_The input_

****************

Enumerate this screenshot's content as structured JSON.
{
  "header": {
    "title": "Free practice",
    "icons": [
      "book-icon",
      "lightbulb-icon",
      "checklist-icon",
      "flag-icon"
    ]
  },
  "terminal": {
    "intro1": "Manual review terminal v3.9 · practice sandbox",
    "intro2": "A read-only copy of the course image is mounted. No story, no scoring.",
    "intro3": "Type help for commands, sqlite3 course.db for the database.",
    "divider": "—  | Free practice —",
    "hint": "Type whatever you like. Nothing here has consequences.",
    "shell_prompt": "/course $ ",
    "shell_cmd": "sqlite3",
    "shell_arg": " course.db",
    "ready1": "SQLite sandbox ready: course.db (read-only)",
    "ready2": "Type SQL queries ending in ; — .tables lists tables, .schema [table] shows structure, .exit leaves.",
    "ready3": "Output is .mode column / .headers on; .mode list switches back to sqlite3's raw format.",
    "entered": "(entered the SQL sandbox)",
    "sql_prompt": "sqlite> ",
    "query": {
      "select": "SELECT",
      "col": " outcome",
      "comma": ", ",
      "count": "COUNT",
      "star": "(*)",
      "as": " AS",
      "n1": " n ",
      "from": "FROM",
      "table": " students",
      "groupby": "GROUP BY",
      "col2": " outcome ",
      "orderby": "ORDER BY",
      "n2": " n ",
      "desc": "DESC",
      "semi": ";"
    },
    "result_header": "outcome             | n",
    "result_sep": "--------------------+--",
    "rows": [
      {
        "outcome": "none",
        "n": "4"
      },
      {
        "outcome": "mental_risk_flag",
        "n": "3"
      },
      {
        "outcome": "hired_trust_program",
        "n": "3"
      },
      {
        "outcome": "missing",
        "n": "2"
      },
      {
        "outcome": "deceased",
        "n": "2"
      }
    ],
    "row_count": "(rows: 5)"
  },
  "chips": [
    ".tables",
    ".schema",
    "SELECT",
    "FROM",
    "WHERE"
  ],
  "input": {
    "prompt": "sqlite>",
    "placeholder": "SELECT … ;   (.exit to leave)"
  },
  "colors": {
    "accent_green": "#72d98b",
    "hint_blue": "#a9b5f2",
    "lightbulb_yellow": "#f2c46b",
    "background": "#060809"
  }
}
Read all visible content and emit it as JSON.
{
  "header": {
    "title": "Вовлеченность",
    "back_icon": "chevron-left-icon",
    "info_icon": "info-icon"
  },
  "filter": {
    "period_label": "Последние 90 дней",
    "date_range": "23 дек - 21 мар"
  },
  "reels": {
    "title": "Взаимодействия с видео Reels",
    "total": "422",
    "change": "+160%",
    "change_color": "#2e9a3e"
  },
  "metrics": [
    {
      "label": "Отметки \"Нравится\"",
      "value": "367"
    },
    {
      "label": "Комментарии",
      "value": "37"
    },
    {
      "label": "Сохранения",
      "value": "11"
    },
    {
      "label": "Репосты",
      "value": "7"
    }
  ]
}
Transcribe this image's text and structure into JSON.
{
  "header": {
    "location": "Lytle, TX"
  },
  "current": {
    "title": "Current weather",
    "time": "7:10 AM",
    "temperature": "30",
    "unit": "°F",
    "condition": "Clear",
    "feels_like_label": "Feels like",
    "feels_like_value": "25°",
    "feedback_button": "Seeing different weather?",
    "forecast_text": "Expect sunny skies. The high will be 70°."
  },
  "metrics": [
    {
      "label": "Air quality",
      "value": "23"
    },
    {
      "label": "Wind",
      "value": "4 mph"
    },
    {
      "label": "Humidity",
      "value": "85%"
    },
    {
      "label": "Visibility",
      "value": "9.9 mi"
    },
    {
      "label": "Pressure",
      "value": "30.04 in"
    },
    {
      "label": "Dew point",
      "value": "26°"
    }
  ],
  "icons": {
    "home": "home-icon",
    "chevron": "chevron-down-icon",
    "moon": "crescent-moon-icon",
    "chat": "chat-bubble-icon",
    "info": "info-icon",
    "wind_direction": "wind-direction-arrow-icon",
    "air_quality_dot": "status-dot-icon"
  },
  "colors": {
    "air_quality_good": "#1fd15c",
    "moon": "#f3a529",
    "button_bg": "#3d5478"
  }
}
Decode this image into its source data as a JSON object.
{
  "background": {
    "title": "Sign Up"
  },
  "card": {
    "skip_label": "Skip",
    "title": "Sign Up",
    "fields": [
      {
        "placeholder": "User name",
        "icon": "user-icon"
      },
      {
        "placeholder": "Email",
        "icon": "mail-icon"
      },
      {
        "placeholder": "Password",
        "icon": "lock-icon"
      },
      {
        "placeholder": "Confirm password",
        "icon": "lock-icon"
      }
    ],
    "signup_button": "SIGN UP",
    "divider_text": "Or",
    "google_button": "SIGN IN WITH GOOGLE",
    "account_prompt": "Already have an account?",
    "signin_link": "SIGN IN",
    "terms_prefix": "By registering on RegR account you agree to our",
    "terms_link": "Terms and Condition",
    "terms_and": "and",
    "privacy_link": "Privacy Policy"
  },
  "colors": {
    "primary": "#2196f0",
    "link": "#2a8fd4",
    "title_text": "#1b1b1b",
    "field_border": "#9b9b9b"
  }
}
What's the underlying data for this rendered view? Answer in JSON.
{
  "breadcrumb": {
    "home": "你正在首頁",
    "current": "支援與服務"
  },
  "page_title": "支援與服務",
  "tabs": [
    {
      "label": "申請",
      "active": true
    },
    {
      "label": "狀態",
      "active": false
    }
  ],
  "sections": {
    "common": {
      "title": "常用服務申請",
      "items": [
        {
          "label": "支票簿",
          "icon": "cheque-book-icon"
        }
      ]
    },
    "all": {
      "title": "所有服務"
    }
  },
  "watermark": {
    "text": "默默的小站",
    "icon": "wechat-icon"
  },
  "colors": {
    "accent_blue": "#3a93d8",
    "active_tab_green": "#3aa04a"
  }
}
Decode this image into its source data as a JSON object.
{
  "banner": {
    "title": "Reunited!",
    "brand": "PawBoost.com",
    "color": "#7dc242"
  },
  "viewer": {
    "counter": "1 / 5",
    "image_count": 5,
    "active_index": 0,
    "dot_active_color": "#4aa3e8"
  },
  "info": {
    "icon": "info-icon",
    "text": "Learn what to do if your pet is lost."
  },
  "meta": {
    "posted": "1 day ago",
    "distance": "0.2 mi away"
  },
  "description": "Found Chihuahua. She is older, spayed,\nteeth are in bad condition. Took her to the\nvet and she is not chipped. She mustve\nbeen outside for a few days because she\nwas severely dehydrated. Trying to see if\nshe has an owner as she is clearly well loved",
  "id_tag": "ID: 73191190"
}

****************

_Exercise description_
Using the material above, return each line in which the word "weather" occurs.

_Solution to this problem_
    "title": "Current weather",
    "feedback_button": "Seeing different weather?",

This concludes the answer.